Galloway, David. Edward Lewis Wallant. Boston: Twayne, 1979. A full-length treatment of Wallant. Includes a chronology, notes, and an annotated bibliography.
Gurko, Leo. “Edward Lewis Wallant as Urban Novelist.” Twentieth Century Literature 20 (October, 1974): 252-261. Examines Wallant’s metaphoric use of the city, which is ugly, perverted, dangerous, and cruel. Gurko claims, however, that in its sprawling vitality, the city also contains “seeds of its own reconstruction.”
Lewis, Robert W. “The Hung-Up Heroes of Edward Lewis Wallant.” Renascence 24 (1972): 70-84. This substantial discussion examines all of Wallant’s novels, especially The Pawnbroker, paying particular attention to his sensitive, intellectual characters and his themes of suffering and rebirth. Also looks at his use of myth.
Schulz, M. F. “Wallant and Friedman: The Glory and Agony of Love.” Critique: Studies in Modern Fiction 10 (1968): 31-47. Compares Wallant and Bruce Jay Friedman, particularly in their use of humor and the theme of love. Finds Wallant’s characters examples of growth in sensibility and his novels affirmations of order and rebirth.

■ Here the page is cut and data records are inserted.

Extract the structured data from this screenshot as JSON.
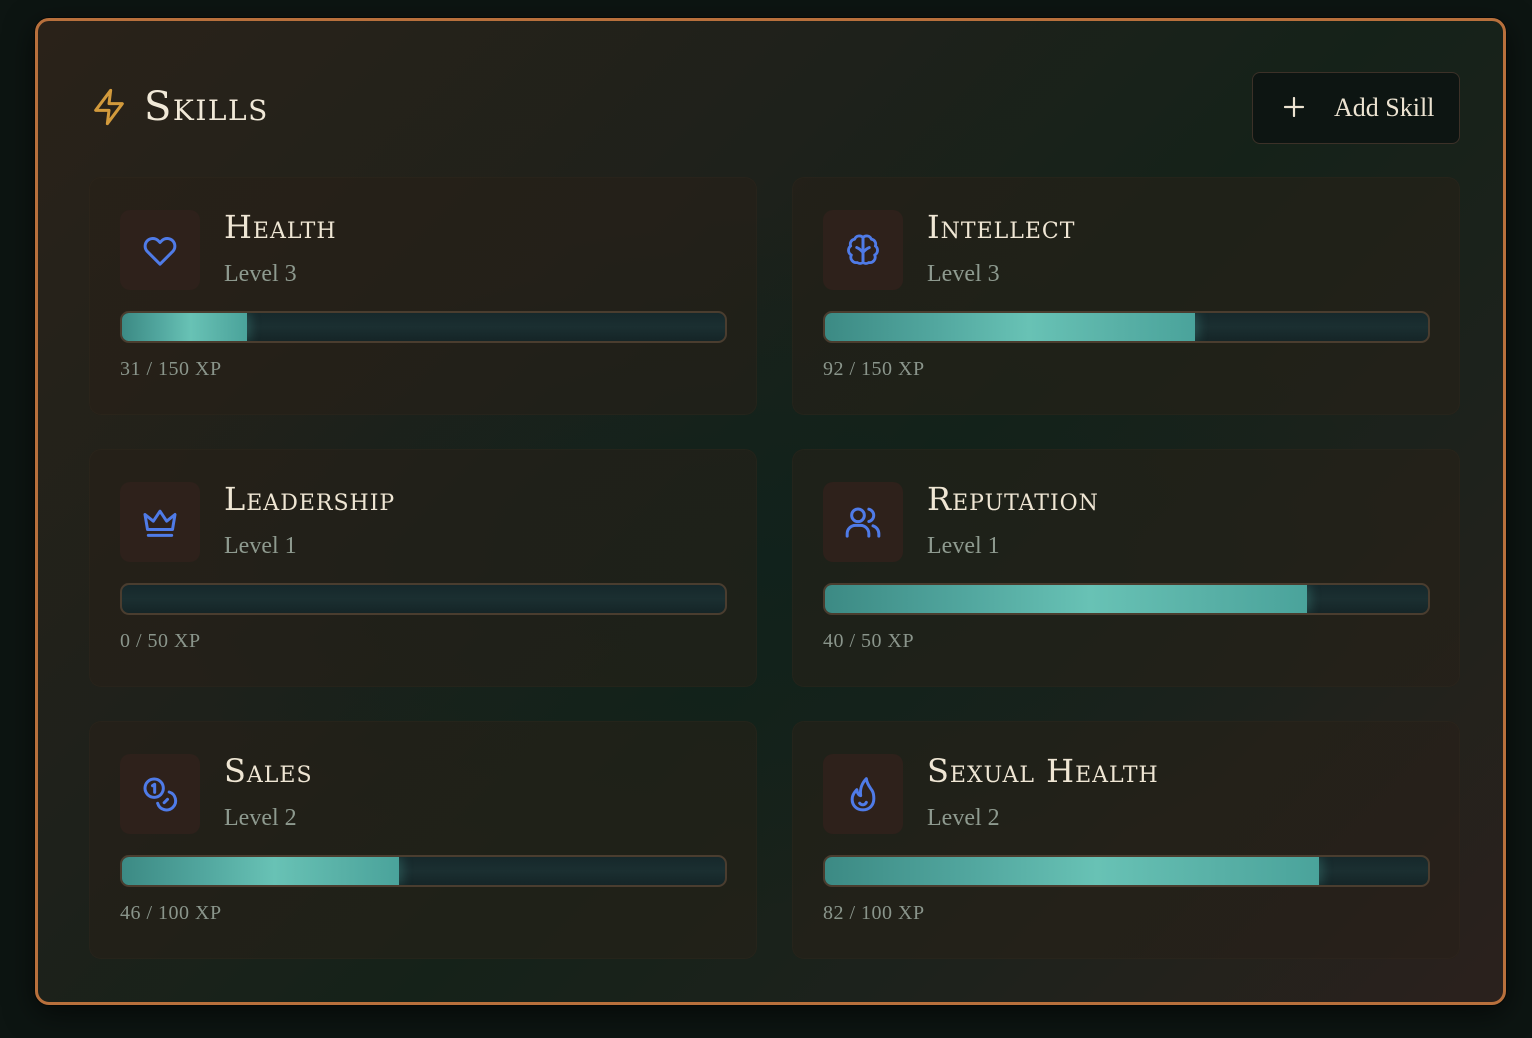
{
  "header": {
    "title": "Skills",
    "icon": "lightning-bolt-icon",
    "add_button_label": "Add Skill"
  },
  "colors": {
    "panel_border": "#b8703c",
    "title_icon": "#d29a3c",
    "skill_icon": "#4f7be8",
    "bar_fill": "#5fb8ad"
  },
  "skills": [
    {
      "name": "Health",
      "level": "Level 3",
      "xp": "31 / 150 XP",
      "progress": 0.207,
      "icon": "heart-icon"
    },
    {
      "name": "Intellect",
      "level": "Level 3",
      "xp": "92 / 150 XP",
      "progress": 0.613,
      "icon": "brain-icon"
    },
    {
      "name": "Leadership",
      "level": "Level 1",
      "xp": "0 / 50 XP",
      "progress": 0.0,
      "icon": "crown-icon"
    },
    {
      "name": "Reputation",
      "level": "Level 1",
      "xp": "40 / 50 XP",
      "progress": 0.8,
      "icon": "users-icon"
    },
    {
      "name": "Sales",
      "level": "Level 2",
      "xp": "46 / 100 XP",
      "progress": 0.46,
      "icon": "coins-icon"
    },
    {
      "name": "Sexual Health",
      "level": "Level 2",
      "xp": "82 / 100 XP",
      "progress": 0.82,
      "icon": "flame-icon"
    }
  ]
}
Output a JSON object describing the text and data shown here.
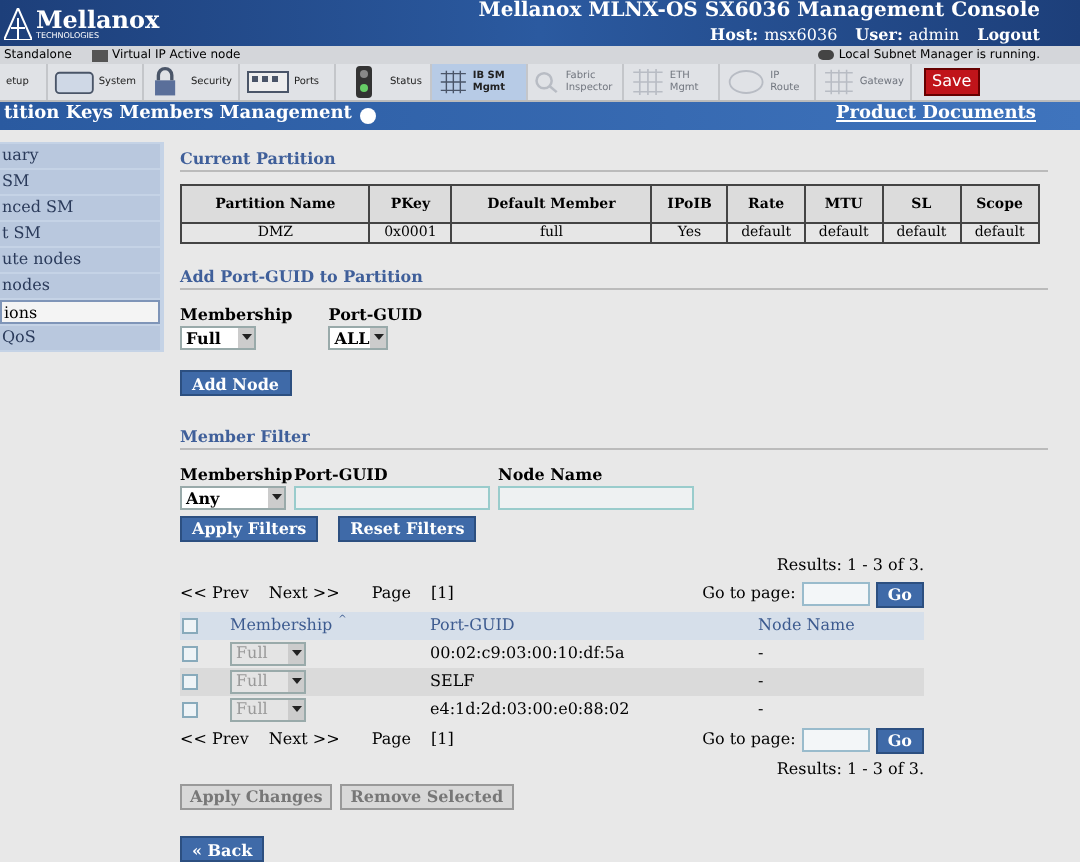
{
  "header": {
    "brand": "Mellanox",
    "brand_sub": "TECHNOLOGIES",
    "title": "Mellanox MLNX-OS SX6036 Management Console",
    "host_label": "Host:",
    "host": "msx6036",
    "user_label": "User:",
    "user": "admin",
    "logout": "Logout"
  },
  "status_bar": {
    "mode": "Standalone",
    "vip": "Virtual IP Active node",
    "sm_status": "Local Subnet Manager is running."
  },
  "toolbar": [
    {
      "label": "etup",
      "kind": "tool",
      "selected": false,
      "disabled": false
    },
    {
      "label": "System",
      "kind": "tool",
      "selected": false,
      "disabled": false
    },
    {
      "label": "Security",
      "kind": "tool",
      "selected": false,
      "disabled": false
    },
    {
      "label": "Ports",
      "kind": "tool",
      "selected": false,
      "disabled": false
    },
    {
      "label": "Status",
      "kind": "tool",
      "selected": false,
      "disabled": false
    },
    {
      "label": "IB SM Mgmt",
      "kind": "tool",
      "selected": true,
      "disabled": false
    },
    {
      "label": "Fabric Inspector",
      "kind": "tool",
      "selected": false,
      "disabled": true
    },
    {
      "label": "ETH Mgmt",
      "kind": "tool",
      "selected": false,
      "disabled": true
    },
    {
      "label": "IP Route",
      "kind": "tool",
      "selected": false,
      "disabled": true
    },
    {
      "label": "Gateway",
      "kind": "tool",
      "selected": false,
      "disabled": true
    },
    {
      "label": "Save",
      "kind": "save"
    }
  ],
  "page_title": "tition Keys Members Management",
  "product_docs": "Product Documents",
  "sidebar": {
    "items": [
      {
        "label": "uary",
        "selected": false
      },
      {
        "label": "SM",
        "selected": false
      },
      {
        "label": "nced SM",
        "selected": false
      },
      {
        "label": "t SM",
        "selected": false
      },
      {
        "label": "ute nodes",
        "selected": false
      },
      {
        "label": "nodes",
        "selected": false
      },
      {
        "label": "ions",
        "selected": true
      },
      {
        "label": "QoS",
        "selected": false
      }
    ]
  },
  "current_partition": {
    "heading": "Current Partition",
    "columns": [
      "Partition Name",
      "PKey",
      "Default Member",
      "IPoIB",
      "Rate",
      "MTU",
      "SL",
      "Scope"
    ],
    "row": [
      "DMZ",
      "0x0001",
      "full",
      "Yes",
      "default",
      "default",
      "default",
      "default"
    ]
  },
  "add_port": {
    "heading": "Add Port-GUID to Partition",
    "membership_label": "Membership",
    "membership": "Full",
    "guid_label": "Port-GUID",
    "guid": "ALL",
    "button": "Add Node"
  },
  "filter": {
    "heading": "Member Filter",
    "membership_label": "Membership",
    "membership": "Any",
    "guid_label": "Port-GUID",
    "node_label": "Node Name",
    "apply": "Apply Filters",
    "reset": "Reset Filters"
  },
  "members": {
    "results_top": "Results: 1 - 3 of 3.",
    "goto_top": "Go to page:",
    "go_top": "Go",
    "prev_top": "<< Prev",
    "next_top": "Next >>",
    "page_top": "Page",
    "page_num_top": "[1]",
    "columns": [
      "Membership",
      "Port-GUID",
      "Node Name"
    ],
    "sort_mark": "^",
    "header_checked": false,
    "rows": [
      {
        "checked": false,
        "membership": "Full",
        "guid": "00:02:c9:03:00:10:df:5a",
        "node": "-"
      },
      {
        "checked": false,
        "membership": "Full",
        "guid": "SELF",
        "node": "-"
      },
      {
        "checked": false,
        "membership": "Full",
        "guid": "e4:1d:2d:03:00:e0:88:02",
        "node": "-"
      }
    ],
    "prev_bottom": "<< Prev",
    "next_bottom": "Next >>",
    "page_bottom": "Page",
    "page_num_bottom": "[1]",
    "goto_bottom": "Go to page:",
    "go_bottom": "Go",
    "results_bottom": "Results: 1 - 3 of 3.",
    "apply_changes": "Apply Changes",
    "remove_selected": "Remove Selected",
    "back": "« Back"
  }
}
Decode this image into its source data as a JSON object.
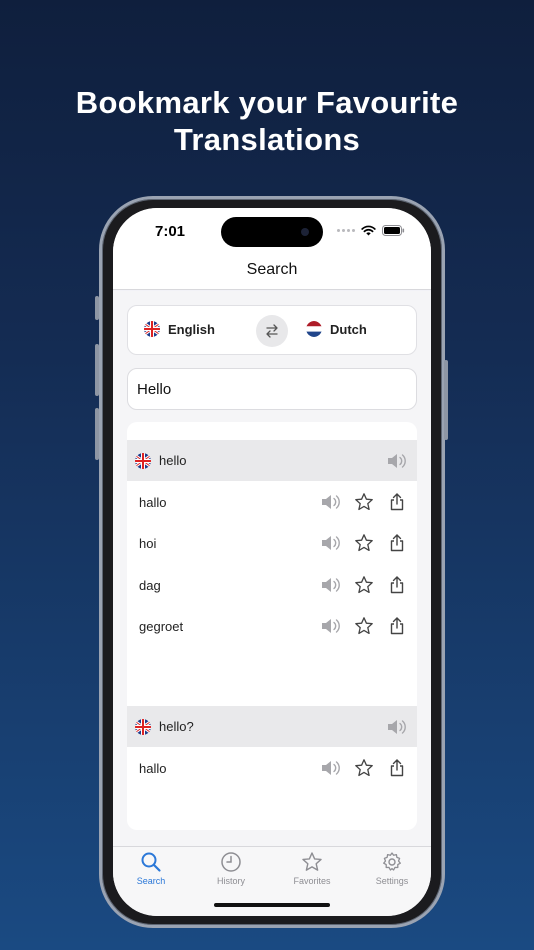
{
  "headline": {
    "line1": "Bookmark your Favourite",
    "line2": "Translations"
  },
  "status": {
    "time": "7:01"
  },
  "nav": {
    "title": "Search"
  },
  "languages": {
    "source": "English",
    "target": "Dutch",
    "source_flag": "uk-flag-icon",
    "target_flag": "nl-flag-icon"
  },
  "search": {
    "value": "Hello"
  },
  "groups": [
    {
      "term": "hello",
      "translations": [
        "hallo",
        "hoi",
        "dag",
        "gegroet"
      ]
    },
    {
      "term": "hello?",
      "translations": [
        "hallo"
      ]
    }
  ],
  "tabs": [
    {
      "label": "Search",
      "icon": "search-icon",
      "active": true
    },
    {
      "label": "History",
      "icon": "clock-icon",
      "active": false
    },
    {
      "label": "Favorites",
      "icon": "star-icon",
      "active": false
    },
    {
      "label": "Settings",
      "icon": "gear-icon",
      "active": false
    }
  ],
  "colors": {
    "accent": "#2b78d8",
    "background_top": "#0f1f3d",
    "background_bottom": "#1a4a82"
  }
}
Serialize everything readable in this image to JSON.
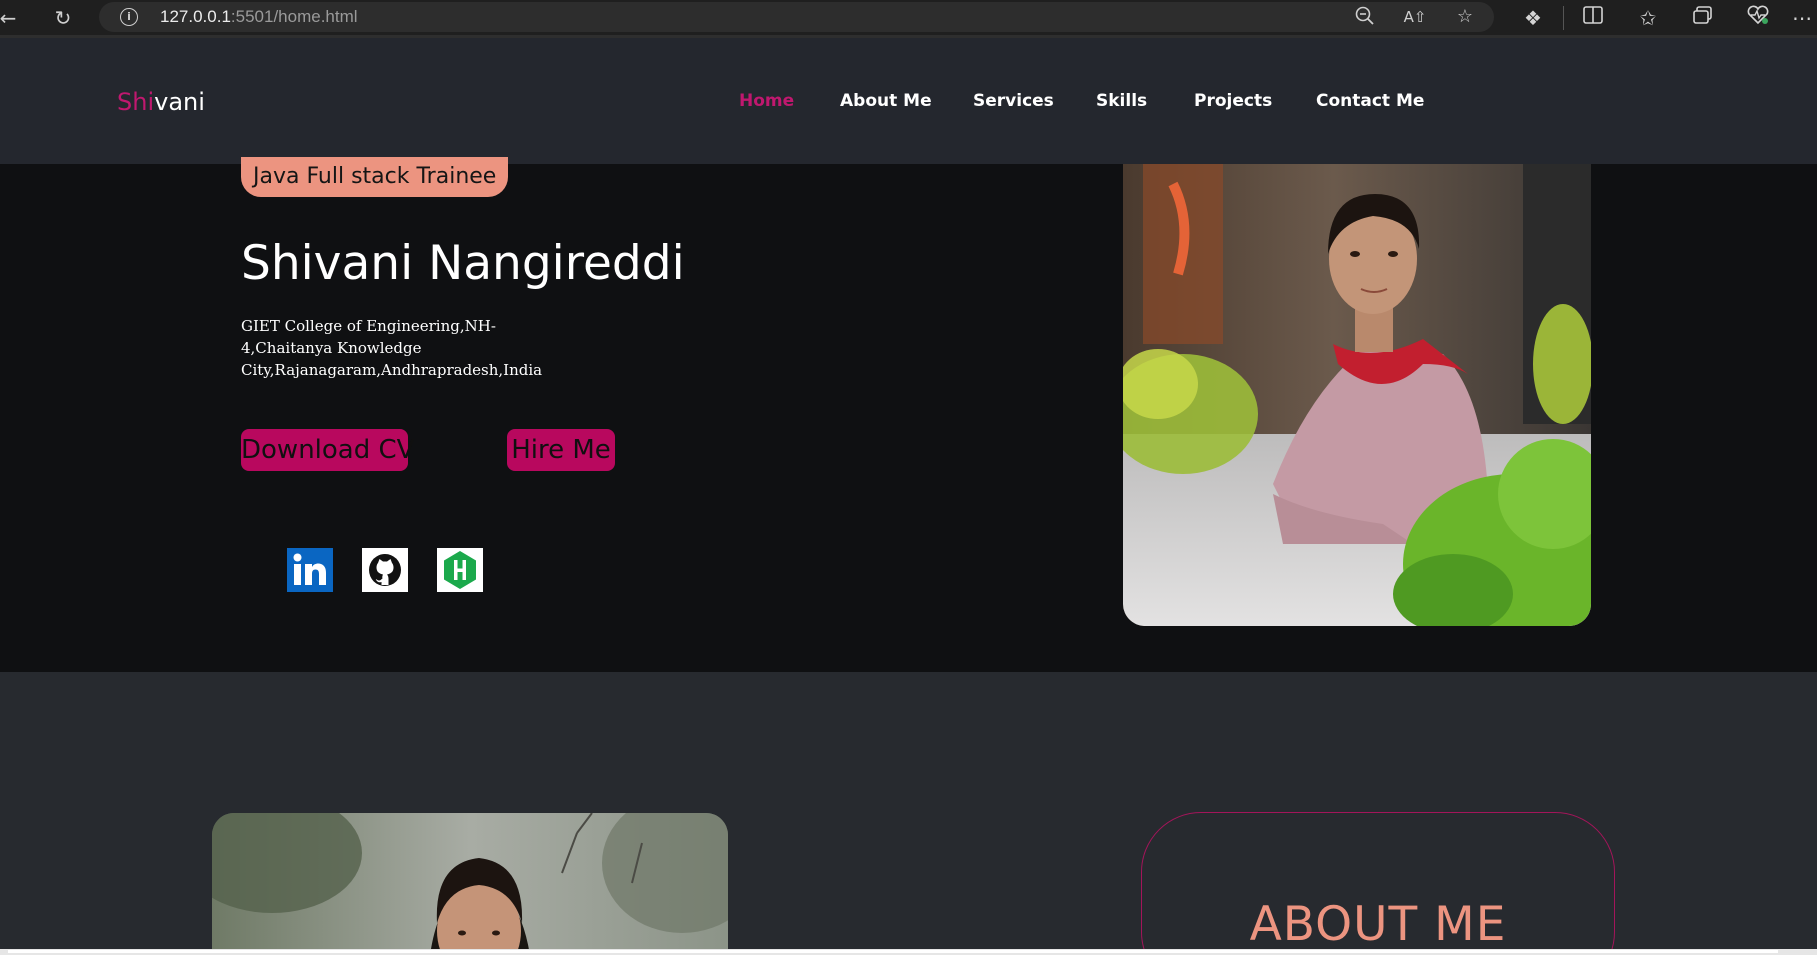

Stanford, Raney. “The Novels of Edward Wallant.” Colorado Quarterly 17 (1969): 393-405. Examines some of Wallant’s characters and themes, concentrating especially on The Tenants of Moonbloom and The Pawnbroker. Wallant’s characters tend to undergo rebellion that leads to their rebirth.